The medical part of this journey has been a bit of a nightmare though we are on the other side of that part for now. The exhaustion of ER visits, TOO many trips to multiple doctors, the screaming tears as she is poked over and over to take blood or stool or urine, and tears run down my face as I hurt for her and know that I can't make it stop - only just hold her through it and pray over her. 

The sleepless nights...sigh...

Being in battle - yes battle. I was told by numerous people to get ready. To be prepared for my family to be attacked after we brought her home. I smile and nod my head - I have plenty of battle wounds, surely bringing home this precious child could not be any worse than some of those. But this hasn't been a battle that I have been fighting for myself - but for my family, for my husband, for my other kids, and for my newest daughter. Fighting for those you love the most is much harder that fighting for yourself. The scars of watching them struggle, of one by one some big thing happening in their life - right down to my 3 year old. Pain, tears, fear, exhaustion. I have clung to God in ways I have never experienced as I have cried out for my kids, as I have over and over again laid them each one at Jesus's feet begging for mercy. 

Even such beautiful things like Ribka's baptism.
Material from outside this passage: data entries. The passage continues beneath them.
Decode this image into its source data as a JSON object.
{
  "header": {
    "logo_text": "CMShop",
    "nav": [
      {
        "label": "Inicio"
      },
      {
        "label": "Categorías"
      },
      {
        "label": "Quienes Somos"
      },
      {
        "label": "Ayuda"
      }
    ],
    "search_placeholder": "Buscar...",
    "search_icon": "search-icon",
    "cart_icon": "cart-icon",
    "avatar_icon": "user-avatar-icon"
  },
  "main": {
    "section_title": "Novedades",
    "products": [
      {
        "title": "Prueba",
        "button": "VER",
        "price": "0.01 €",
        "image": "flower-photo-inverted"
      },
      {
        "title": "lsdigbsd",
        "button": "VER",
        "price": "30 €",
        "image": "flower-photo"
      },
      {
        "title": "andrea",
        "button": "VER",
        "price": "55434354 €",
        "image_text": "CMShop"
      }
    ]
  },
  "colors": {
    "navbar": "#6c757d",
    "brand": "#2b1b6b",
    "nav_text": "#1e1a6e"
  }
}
As I sat rocking her to sleep that morning so she could get a brief nap in before we left for church, as I prayed over her on that special day, I was also praying for her birthmother. Sad that she could not be there for that day. Longing to be able to share it with her in some way. 

It has been an amazing 3 months...amazing in every way. From the ecstatic Joy to the cries for Mercy. God has shown up at every place, ready and willing to walk with us, carry us, redeem us, promises to heal the broken places. 
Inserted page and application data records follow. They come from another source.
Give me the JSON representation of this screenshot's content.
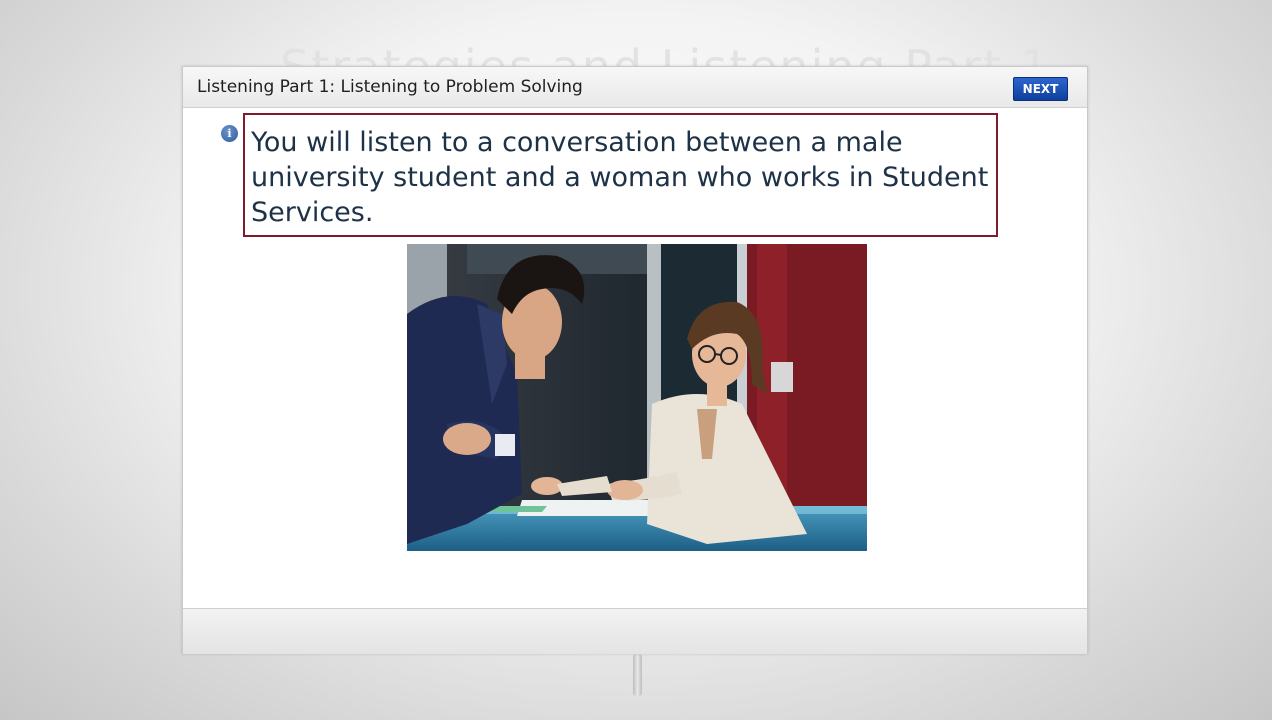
{
  "background": {
    "title_text": "Strategies and Listening Part 1"
  },
  "window": {
    "title": "Listening Part 1: Listening to Problem Solving",
    "next_label": "NEXT"
  },
  "content": {
    "info_icon": "info-icon",
    "prompt": "You will listen to a conversation between a male university student and a woman who works in Student Services.",
    "photo": "photo of a male student talking with a woman at a service desk"
  },
  "colors": {
    "next_button": "#1a4fb5",
    "prompt_border": "#7d1c2a",
    "prompt_text": "#1e3247"
  }
}
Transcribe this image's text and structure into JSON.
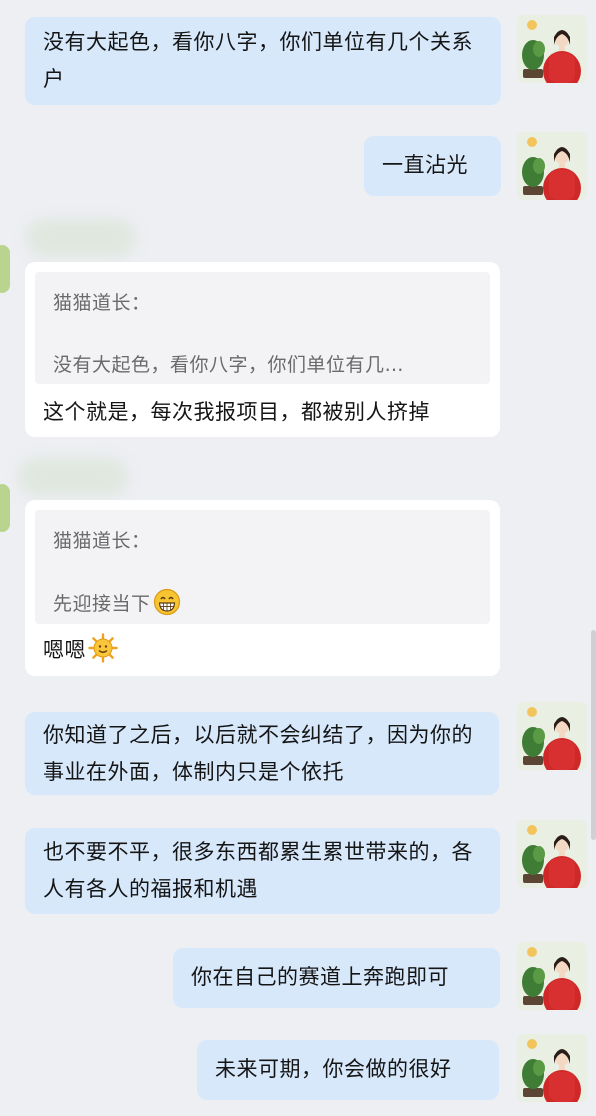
{
  "messages": [
    {
      "side": "right",
      "text": "没有大起色，看你八字，你们单位有几个关系户"
    },
    {
      "side": "right",
      "text": "一直沾光"
    },
    {
      "side": "left",
      "quote_name": "猫猫道长：",
      "quote_text": "没有大起色，看你八字，你们单位有几…",
      "text": "这个就是，每次我报项目，都被别人挤掉"
    },
    {
      "side": "left",
      "quote_name": "猫猫道长：",
      "quote_text": "先迎接当下",
      "quote_emoji": "grinning-face-emoji",
      "text": "嗯嗯",
      "text_emoji": "sun-face-emoji"
    },
    {
      "side": "right",
      "text": "你知道了之后，以后就不会纠结了，因为你的事业在外面，体制内只是个依托"
    },
    {
      "side": "right",
      "text": "也不要不平，很多东西都累生累世带来的，各人有各人的福报和机遇"
    },
    {
      "side": "right",
      "text": "你在自己的赛道上奔跑即可"
    },
    {
      "side": "right",
      "text": "未来可期，你会做的很好"
    }
  ],
  "colors": {
    "background": "#eeeff3",
    "sent_bubble": "#d7e8fb",
    "received_bubble": "#ffffff",
    "quote_box": "#f3f3f5"
  }
}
In the last months of the adoption process, and probably daily since coming home, I have listened to and clung to this David Crowder song called "Never Let Go". (it will be on our adoption video if I ever get around to making one!). You won't regret taking a second to listen to it. 

So thankful for the many sweet friends that have walked along side us on both sides of the journey. Friends that have called me, brought us dinner, taken my other 3 kids, cried with me, prayed for us, sent me text to remind me of God's love and care for my family. 

Even though it has been very hard, I would not change any of it really. The pain only makes us cling more, it only makes us see the beauty in the Joy, it only makes us realize how out of control we are, and oh the gratitude - thank you Jesus for a grateful heart. I am so grateful.